The Lebanese parliament failed Wednesday for the 17th consecutive time to convene and elect a new president because of lack of the constitutionally required quorum.Speaker Nabih Berri issued a statement calling for a new session Jan 28 following the failure of the parliament to convene, Xinhua reported. According to the constitution, two-thirds of the 128-member parliament should be present for the election session to proceed, but only 50 MPs were present at the house Wednesday. Also Read – Pro-Govt supporters rally as Hong Kong’s divisions deepenBecause of the sharp political division among the Syrian-backed March 8 camp and the Western-backed March 14 camp, the parliament has failed since April 2014 in convening for the presidential election.The March 14 camp is backing head of the Lebanese Forces Samir Geagea for the post, while the March 8 camp is backing head of the Free Patriotic Movement MP Michel Aoun for president. The centrist Democratic Gathering, led by MP Walid Jumblatt, is backing MP Henri Helo for the post. Also Read – Pak Army ‘fully prepared’ to face any challenge: Army spokesmanLebanon has been without a president since the end of former president Michel Suleiman’s term May 25, but has witnessed a similar situation back in 1988 and 2007.Following the end of former president Amine Gemayel’s term in 1988, the parliament failed to elect a president and the post was only filled following the approval of the Taef agreement in 1989 when President Michel Moawad was elected. In July 2007, when former President Emile Lahoud’s term ended, the post was left vacant until May 2008 when the Doha agreement was approved and President Michel Suleiman was elected.According to the country’s power sharing pact, the president should be a Christian Maronite, the speaker a Shia and the premier a Sunni.
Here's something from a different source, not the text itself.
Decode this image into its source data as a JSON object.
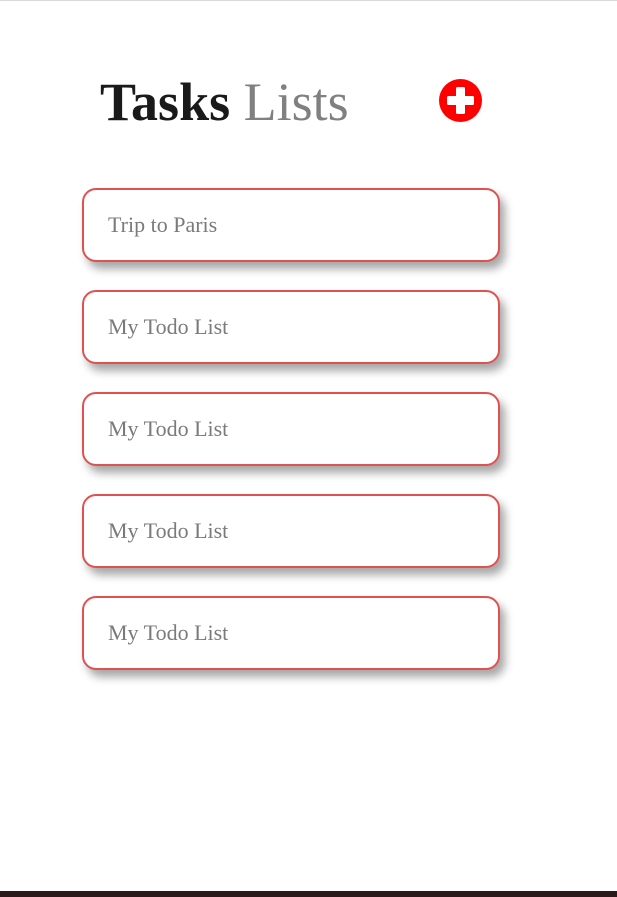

Free Webinar | Sept. 9: The Entrepreneur’s Playbook for Going Global 3 min read December 10, 2013 If you’re someone who spends your day in meetings, then keeping up with them all can be a daunting task. One app, Tempo, is trying to make the experience a bit easier, taking a big data approach to your schedule and turning your calendar into a personal assistant.The free calendar app was created while founder Raj Singh was an Entrepreneur in Residence at Menlo Park, Calif.-based research institute SRI International, the birthplace of Apple’s personal assistant Siri. Tempo uses some of the same technology found in Siri. But where Siri requires you to ask a question and then get an answer, Tempo instead tries to anticipate what information you need, and provide it, before you even know you need it.“We like to say that it looks like a calendar, but it feels like an assistant,” Singh says.Tempo works alongside your existing calendar, adding rich information to each entry to make you more informed and better prepared for each meeting. Paired with your email and LinkedIn account, the app can bring in relevant information about each person you’re meeting with, the business they work for and any email or documents you might have relating to the meeting.Related: 3 Web-Based Tools You Probably Haven’t Heard of But Definitely Should Be UsingWhen you start communicating with someone over email, Tempo can automatically create an address book entry for that person. The app can also identify phone numbers in the signature line of emails, incorporating them automatically into your address book as well.And get this: Come meeting time, Tempo provides driving directions to your off-site meeting, or will dial you in — including access codes — to a conference call. If you’re running late, the app can text or email everyone in the meeting to let them know with a single tap.All that additional data is one of the things Singh feels sets Tempo apart from its competition.“I think the key difference is how we attack it [the calendar] as a sort of big data problem,” he says.Related: 5 Gadgets to Make Your Home a ‘Smarter’ PlaceSince its launch in February the app has been used to find and organize more than 15 million contacts for users, and has processed over 1 billion emails and documents.Singh says he sees a future where Tempo’s data could be used to determine things like how many sales calls it really takes to make a deal or what Manhattan Starbucks is most popular for meetings on a Tuesday.He also sees that data being exceptionally useful when layered on top of a tool like LinkedIn. Rather than just being able to see that two people are connected on the service, Tempo could show you how strong the connection is based on the number of meetings and emails between the two.Singh says the more Tempo learns, the more assistant-like it will become.Tempo is available now for iOS devices from the App Store, with support for other platforms expected in the future.Related: 5 Habits of Productivity App Super Users Growing a business sometimes requires thinking outside the box. Opinions expressed by Entrepreneur contributors are their own. Register Now »